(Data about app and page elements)
◆ ◆ ◆ ◆ ◆ ◆ ◆
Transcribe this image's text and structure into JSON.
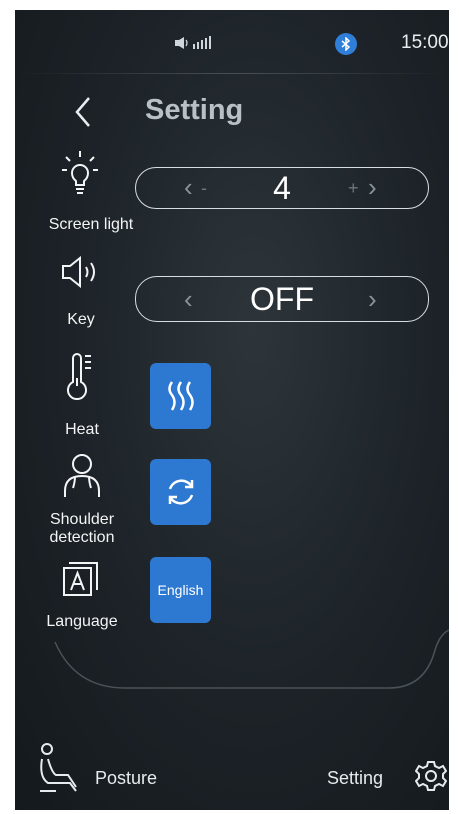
{
  "status": {
    "time": "15:00"
  },
  "header": {
    "title": "Setting"
  },
  "screen_light": {
    "label": "Screen light",
    "value": "4",
    "minus": "-",
    "plus": "+"
  },
  "key": {
    "label": "Key",
    "value": "OFF"
  },
  "heat": {
    "label": "Heat"
  },
  "shoulder": {
    "label": "Shoulder detection"
  },
  "language": {
    "label": "Language",
    "button": "English"
  },
  "bottom": {
    "posture": "Posture",
    "setting": "Setting"
  },
  "colors": {
    "accent": "#2d78d0",
    "bluetooth": "#2f7fd8"
  }
}
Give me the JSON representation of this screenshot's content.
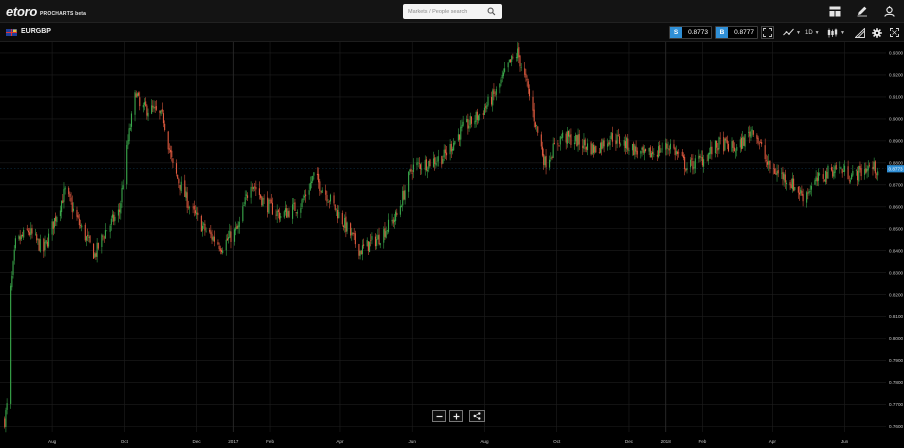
{
  "app": {
    "logo_word": "etoro",
    "logo_sub": "PROCHARTS beta"
  },
  "search": {
    "placeholder": "Markets / People search"
  },
  "top_icons": [
    "layout-icon",
    "pencil-icon",
    "account-icon"
  ],
  "instrument": {
    "symbol": "EURGBP",
    "sell_label": "S",
    "sell_price": "0.8773",
    "buy_label": "B",
    "buy_price": "0.8777",
    "timeframe": "1D",
    "toolbar_icons": [
      "expand-icon",
      "indicators-icon",
      "candles-icon",
      "drawing-icon",
      "settings-icon",
      "fullscreen-icon"
    ]
  },
  "colors": {
    "up": "#3aa84b",
    "down": "#e05a3f",
    "accent": "#2f8fd6",
    "grid": "#1e1e1e"
  },
  "chart_data": {
    "type": "candlestick",
    "symbol": "EURGBP",
    "interval": "1D",
    "x_ticks": [
      "Aug",
      "Oct",
      "Dec",
      "2017",
      "Feb",
      "Apr",
      "Jun",
      "Aug",
      "Oct",
      "Dec",
      "2018",
      "Feb",
      "Apr",
      "Jun"
    ],
    "y_ticks": [
      "0.9300",
      "0.9200",
      "0.9100",
      "0.9000",
      "0.8900",
      "0.8800",
      "0.8700",
      "0.8600",
      "0.8500",
      "0.8400",
      "0.8300",
      "0.8200",
      "0.8100",
      "0.8000",
      "0.7900",
      "0.7800",
      "0.7700",
      "0.7600"
    ],
    "ylim": [
      0.7575,
      0.935
    ],
    "current_price": "0.8773",
    "trend": {
      "dates": [
        "2016-06-22",
        "2016-06-24",
        "2016-06-27",
        "2016-07-01",
        "2016-07-12",
        "2016-07-25",
        "2016-08-03",
        "2016-08-12",
        "2016-08-24",
        "2016-09-06",
        "2016-09-15",
        "2016-09-27",
        "2016-10-04",
        "2016-10-11",
        "2016-10-14",
        "2016-10-25",
        "2016-11-03",
        "2016-11-11",
        "2016-11-25",
        "2016-12-07",
        "2016-12-22",
        "2017-01-05",
        "2017-01-16",
        "2017-01-27",
        "2017-02-10",
        "2017-02-27",
        "2017-03-10",
        "2017-03-24",
        "2017-04-07",
        "2017-04-18",
        "2017-05-04",
        "2017-05-19",
        "2017-06-01",
        "2017-06-14",
        "2017-06-28",
        "2017-07-13",
        "2017-07-28",
        "2017-08-11",
        "2017-08-21",
        "2017-08-29",
        "2017-09-06",
        "2017-09-14",
        "2017-09-21",
        "2017-10-05",
        "2017-10-18",
        "2017-11-02",
        "2017-11-16",
        "2017-11-30",
        "2017-12-14",
        "2018-01-05",
        "2018-01-19",
        "2018-02-02",
        "2018-02-16",
        "2018-03-02",
        "2018-03-16",
        "2018-03-29",
        "2018-04-13",
        "2018-04-27",
        "2018-05-11",
        "2018-05-25",
        "2018-06-08",
        "2018-06-21",
        "2018-06-29"
      ],
      "values": [
        0.763,
        0.769,
        0.822,
        0.843,
        0.849,
        0.84,
        0.854,
        0.867,
        0.852,
        0.838,
        0.849,
        0.858,
        0.89,
        0.913,
        0.905,
        0.904,
        0.9,
        0.878,
        0.86,
        0.85,
        0.842,
        0.85,
        0.872,
        0.862,
        0.856,
        0.861,
        0.874,
        0.863,
        0.85,
        0.84,
        0.846,
        0.856,
        0.878,
        0.88,
        0.883,
        0.895,
        0.902,
        0.912,
        0.924,
        0.93,
        0.915,
        0.896,
        0.88,
        0.892,
        0.89,
        0.886,
        0.892,
        0.888,
        0.883,
        0.888,
        0.878,
        0.882,
        0.889,
        0.886,
        0.896,
        0.878,
        0.873,
        0.865,
        0.873,
        0.878,
        0.874,
        0.878,
        0.8773
      ]
    },
    "grid": true,
    "legend": "none"
  }
}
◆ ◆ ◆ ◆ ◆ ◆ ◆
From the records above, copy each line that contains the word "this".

Transcribe this image's text and structure into JSON.
Give me the JSON representation of this screenshot's content.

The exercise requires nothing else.